Task data –
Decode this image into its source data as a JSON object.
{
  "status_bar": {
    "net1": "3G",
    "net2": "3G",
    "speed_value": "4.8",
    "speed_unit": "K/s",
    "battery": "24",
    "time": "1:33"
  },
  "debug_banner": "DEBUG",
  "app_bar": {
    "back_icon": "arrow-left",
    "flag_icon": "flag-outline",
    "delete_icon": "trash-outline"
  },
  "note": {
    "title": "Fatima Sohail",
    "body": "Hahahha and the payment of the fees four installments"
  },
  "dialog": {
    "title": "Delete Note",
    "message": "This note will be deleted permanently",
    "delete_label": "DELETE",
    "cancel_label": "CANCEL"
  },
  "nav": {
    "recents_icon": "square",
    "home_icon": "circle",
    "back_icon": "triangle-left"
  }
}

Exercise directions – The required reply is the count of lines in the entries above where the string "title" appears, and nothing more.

Result of the task – 2